sesame sauce 2x

There’s a sauce I’ve been digging, and it goes like this: whisk together equal parts tahini (sesame paste), maple syrup, and balsamic vinegar / season with salt and pepper to taste / toss with your favorite noodles or use as a dip for your favorite prepared veggies. This combo is simple, perky, nutty, and just sweet enough (I think I wouldn’t mind being described that way – ha).

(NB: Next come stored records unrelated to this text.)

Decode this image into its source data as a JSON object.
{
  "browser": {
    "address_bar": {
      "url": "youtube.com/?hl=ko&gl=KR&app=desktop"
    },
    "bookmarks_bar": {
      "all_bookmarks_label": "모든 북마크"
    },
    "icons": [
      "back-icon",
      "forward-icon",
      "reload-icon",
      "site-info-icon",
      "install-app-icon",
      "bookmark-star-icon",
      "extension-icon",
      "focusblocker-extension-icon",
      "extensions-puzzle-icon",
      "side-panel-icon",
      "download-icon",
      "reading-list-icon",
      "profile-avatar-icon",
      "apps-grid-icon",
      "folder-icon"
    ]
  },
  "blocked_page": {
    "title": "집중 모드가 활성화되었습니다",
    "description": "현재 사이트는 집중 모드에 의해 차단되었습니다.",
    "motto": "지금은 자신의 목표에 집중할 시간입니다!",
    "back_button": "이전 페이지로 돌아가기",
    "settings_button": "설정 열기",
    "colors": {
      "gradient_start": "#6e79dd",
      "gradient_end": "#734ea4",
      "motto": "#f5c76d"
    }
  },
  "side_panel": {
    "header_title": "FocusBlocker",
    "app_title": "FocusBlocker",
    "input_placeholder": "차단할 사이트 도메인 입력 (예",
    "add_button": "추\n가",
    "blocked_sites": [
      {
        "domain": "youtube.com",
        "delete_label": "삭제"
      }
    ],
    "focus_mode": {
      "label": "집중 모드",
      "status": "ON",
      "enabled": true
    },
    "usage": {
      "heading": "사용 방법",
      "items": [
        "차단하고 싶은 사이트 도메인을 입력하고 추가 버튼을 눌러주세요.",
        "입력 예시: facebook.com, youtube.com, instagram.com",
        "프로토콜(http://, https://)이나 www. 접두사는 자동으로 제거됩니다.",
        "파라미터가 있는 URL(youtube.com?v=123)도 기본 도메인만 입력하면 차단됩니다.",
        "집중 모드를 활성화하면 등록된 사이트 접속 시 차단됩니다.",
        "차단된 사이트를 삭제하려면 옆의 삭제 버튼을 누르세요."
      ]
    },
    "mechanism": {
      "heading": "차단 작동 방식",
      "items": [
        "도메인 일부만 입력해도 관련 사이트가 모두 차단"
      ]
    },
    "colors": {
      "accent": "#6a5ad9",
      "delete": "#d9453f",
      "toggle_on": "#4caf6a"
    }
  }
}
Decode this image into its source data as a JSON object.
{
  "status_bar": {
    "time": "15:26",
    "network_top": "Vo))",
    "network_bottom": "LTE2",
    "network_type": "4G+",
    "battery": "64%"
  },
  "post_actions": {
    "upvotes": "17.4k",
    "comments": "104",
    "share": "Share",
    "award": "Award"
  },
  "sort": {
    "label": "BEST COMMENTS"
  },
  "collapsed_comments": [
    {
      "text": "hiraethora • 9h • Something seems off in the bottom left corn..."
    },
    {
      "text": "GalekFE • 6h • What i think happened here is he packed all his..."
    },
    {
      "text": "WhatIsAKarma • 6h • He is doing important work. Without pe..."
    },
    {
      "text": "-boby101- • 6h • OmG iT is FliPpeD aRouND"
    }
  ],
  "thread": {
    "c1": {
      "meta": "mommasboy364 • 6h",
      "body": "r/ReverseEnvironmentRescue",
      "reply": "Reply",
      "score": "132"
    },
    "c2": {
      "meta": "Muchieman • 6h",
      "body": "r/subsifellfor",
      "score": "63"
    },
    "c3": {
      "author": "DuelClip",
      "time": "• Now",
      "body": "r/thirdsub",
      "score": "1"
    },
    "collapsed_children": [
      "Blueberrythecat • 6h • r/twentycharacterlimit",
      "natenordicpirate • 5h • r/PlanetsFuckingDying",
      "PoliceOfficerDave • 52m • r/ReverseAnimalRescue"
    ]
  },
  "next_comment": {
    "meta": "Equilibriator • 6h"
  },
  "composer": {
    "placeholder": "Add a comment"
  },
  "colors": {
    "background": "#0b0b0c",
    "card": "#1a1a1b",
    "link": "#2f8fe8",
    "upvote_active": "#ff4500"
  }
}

Lately I have enjoyed the sauce on sweet potato/buckwheat noodles with toasted sesame seeds and over brown rice noodles and steamed broccoli (the latter I enjoy most as a cold noodle dish; it’s toothy and all the more flavorful after fridging overnight). If you are using this sauce with noodles, be sure to first anoint the noodles with a little olive oil before mixing in the sauce. An 8 oz. package of noodles needs about 2 tablespoons of each sauce ingredient.

cumin crush sweet potato strips

I have a thing for cumin right now. I cannot get enough of it with beans, rice, soup, and sweet potatoes. My recipe for baked cumin sweet potato strips is simple, spicy, tangy, sweet, and healthful all at once.  Enjoy them hot or at room temperature as a rustic snack in a mug or as a side dish on your plate.

Ingredients

3 medium sweet potatoes
2 Tablespoons olive oil
1 teaspoon rice wine vinegar
1/2 teaspoon ground cumin
salt for sprinkling

Preheat oven to 400-degrees.
Line a baking sheet with parchment paper.

Mix together olive oil, vinegar, and cumin with a pastry brush.
Lightly brush parchment paper with cumin mixture.

Wash, dry, and slice sweet potatoes to desired thickness.
Place sweet potato slices on parchment paper.
Brush tops with remaining cumin mixture and sprinkle with kosher or sea salt.

Bake 25-40 minutes depending on thickness of strips and your crunchiness preference.

cloudy with a chance of pepperoni

I love storm clouds, especially when they are topped with salty and sweet things and shared with my favorite people. Are you surprised to know that Barrett’s tale of the town of Chewandswallow was one of my favorite books (I am afraid to watch the movie – should I?), and perhaps one of the purchasing influences behind one of my favorite cookie cutters? I get a lot of use out of my Herriott Grace cloud cookie cutter for cookies (once I took pictures of the applesauce donut clouds I made with it), but this time I used it for snack pizzas! Pizzaclouds are a bit tedious but fun to individualize. During this round I made three varieties: chèvre/sweet onions (caramelized in olive oil, cinnamon & sugar)/sundried tomato-stuffed green olives, fresh mozzarella/basil pesto/tomato, smoked provolone/marinara/pepperoni. Wishing your stormy Spring days to be sweet and savory.